These examples illustrate how biased planning favors longer-distance, motorized travel over shorter, active, affordable, energy efficient, less polluting, and healthier travel options, and sprawl over compact infill development. It's time for reform.
William H. Frey reveals the most important takeaways from the recent population data released by the U.S. Census, and recommends the country focus on caring for an aging population and leveraging immigration for economic growth.
Breakthrough Institute co-founder, Ted Nordhaus, explores the etymology of "carrying capacity" from a shipping term to a biological term, but objects to its application to human population. Richard Heinberg of the Post Carbon Institute responds.
Not only are suburbs growing, many of the larger, older cities that had reversed decades of population decline, are now losing population, again. The biggest losers: counties with the greatest population densities.

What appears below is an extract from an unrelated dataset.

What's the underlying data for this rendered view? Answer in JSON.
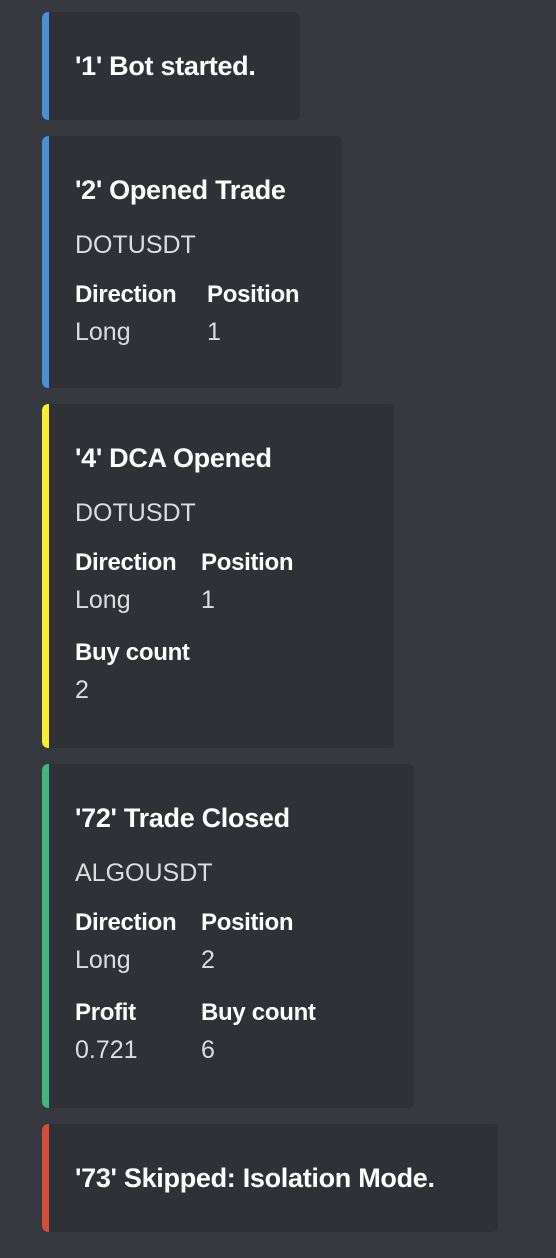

An estimated 5 million Native Americans lived in the area that would become the United States when Christopher Columbus arrived in 1492. After reaching a low in the late 19th century, the Native American population has almost fully recovered.